_WHAT IS REQUIRED:_ What you print must match the data line for line.

##########

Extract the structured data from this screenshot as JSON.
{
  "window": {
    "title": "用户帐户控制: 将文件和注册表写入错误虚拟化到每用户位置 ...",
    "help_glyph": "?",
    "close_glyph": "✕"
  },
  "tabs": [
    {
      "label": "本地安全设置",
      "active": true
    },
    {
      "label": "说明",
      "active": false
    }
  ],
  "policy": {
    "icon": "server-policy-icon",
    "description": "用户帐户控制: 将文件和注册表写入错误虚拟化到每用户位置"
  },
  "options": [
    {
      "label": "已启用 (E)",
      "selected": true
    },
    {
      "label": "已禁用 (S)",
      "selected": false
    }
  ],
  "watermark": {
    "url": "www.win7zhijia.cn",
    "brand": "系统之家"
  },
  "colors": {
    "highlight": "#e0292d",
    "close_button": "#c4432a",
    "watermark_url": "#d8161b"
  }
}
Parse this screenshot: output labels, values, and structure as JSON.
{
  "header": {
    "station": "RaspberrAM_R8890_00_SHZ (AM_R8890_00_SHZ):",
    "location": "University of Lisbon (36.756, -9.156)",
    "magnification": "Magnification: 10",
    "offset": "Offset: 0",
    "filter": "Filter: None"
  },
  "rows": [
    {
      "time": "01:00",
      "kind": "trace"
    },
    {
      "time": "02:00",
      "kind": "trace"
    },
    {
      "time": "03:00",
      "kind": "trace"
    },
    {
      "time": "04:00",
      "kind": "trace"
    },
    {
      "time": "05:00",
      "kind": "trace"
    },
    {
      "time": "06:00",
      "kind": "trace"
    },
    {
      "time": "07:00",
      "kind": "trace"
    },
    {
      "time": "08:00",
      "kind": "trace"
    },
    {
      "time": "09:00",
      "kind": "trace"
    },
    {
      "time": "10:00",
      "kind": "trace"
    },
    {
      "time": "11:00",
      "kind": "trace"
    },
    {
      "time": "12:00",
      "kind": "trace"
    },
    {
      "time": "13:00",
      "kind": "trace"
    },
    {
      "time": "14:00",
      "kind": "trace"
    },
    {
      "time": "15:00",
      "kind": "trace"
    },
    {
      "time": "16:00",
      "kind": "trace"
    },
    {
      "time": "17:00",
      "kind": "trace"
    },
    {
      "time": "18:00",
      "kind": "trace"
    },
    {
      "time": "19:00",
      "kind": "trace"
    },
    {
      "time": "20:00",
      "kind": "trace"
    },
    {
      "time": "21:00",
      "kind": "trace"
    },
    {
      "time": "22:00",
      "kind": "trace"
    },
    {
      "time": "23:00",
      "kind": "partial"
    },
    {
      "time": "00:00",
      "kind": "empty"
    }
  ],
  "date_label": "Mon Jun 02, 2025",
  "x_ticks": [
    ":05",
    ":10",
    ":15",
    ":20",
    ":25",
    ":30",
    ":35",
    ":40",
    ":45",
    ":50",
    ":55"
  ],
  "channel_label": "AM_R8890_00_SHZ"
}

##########

_WRITTEN REPLY:_
Extract the structured data from this screenshot as JSON.
{
  "window": {
    "title": "用户帐户控制: 将文件和注册表写入错误虚拟化到每用户位置 ...",
    "help_glyph": "?",
    "close_glyph": "✕"
  },
  "tabs": [
    {
      "label": "本地安全设置",
      "active": true
    },
    {
      "label": "说明",
      "active": false
    }
  ],
  "policy": {
    "icon": "server-policy-icon",
    "description": "用户帐户控制: 将文件和注册表写入错误虚拟化到每用户位置"
  },
  "options": [
    {
      "label": "已启用 (E)",
      "selected": true
    },
    {
      "label": "已禁用 (S)",
      "selected": false
    }
  ],
  "watermark": {
    "url": "www.win7zhijia.cn",
    "brand": "系统之家"
  },
  "colors": {
    "highlight": "#e0292d",
    "close_button": "#c4432a",
    "watermark_url": "#d8161b"
  }
}
Parse this screenshot: output labels, values, and structure as JSON.
{
  "header": {
    "station": "RaspberrAM_R8890_00_SHZ (AM_R8890_00_SHZ):",
    "location": "University of Lisbon (36.756, -9.156)",
    "magnification": "Magnification: 10",
    "offset": "Offset: 0",
    "filter": "Filter: None"
  },
  "rows": [
    {
      "time": "01:00",
      "kind": "trace"
    },
    {
      "time": "02:00",
      "kind": "trace"
    },
    {
      "time": "03:00",
      "kind": "trace"
    },
    {
      "time": "04:00",
      "kind": "trace"
    },
    {
      "time": "05:00",
      "kind": "trace"
    },
    {
      "time": "06:00",
      "kind": "trace"
    },
    {
      "time": "07:00",
      "kind": "trace"
    },
    {
      "time": "08:00",
      "kind": "trace"
    },
    {
      "time": "09:00",
      "kind": "trace"
    },
    {
      "time": "10:00",
      "kind": "trace"
    },
    {
      "time": "11:00",
      "kind": "trace"
    },
    {
      "time": "12:00",
      "kind": "trace"
    },
    {
      "time": "13:00",
      "kind": "trace"
    },
    {
      "time": "14:00",
      "kind": "trace"
    },
    {
      "time": "15:00",
      "kind": "trace"
    },
    {
      "time": "16:00",
      "kind": "trace"
    },
    {
      "time": "17:00",
      "kind": "trace"
    },
    {
      "time": "18:00",
      "kind": "trace"
    },
    {
      "time": "19:00",
      "kind": "trace"
    },
    {
      "time": "20:00",
      "kind": "trace"
    },
    {
      "time": "21:00",
      "kind": "trace"
    },
    {
      "time": "22:00",
      "kind": "trace"
    },
    {
      "time": "23:00",
      "kind": "partial"
    },
    {
      "time": "00:00",
      "kind": "empty"
    }
  ],
  "date_label": "Mon Jun 02, 2025",
  "x_ticks": [
    ":05",
    ":10",
    ":15",
    ":20",
    ":25",
    ":30",
    ":35",
    ":40",
    ":45",
    ":50",
    ":55"
  ],
  "channel_label": "AM_R8890_00_SHZ"
}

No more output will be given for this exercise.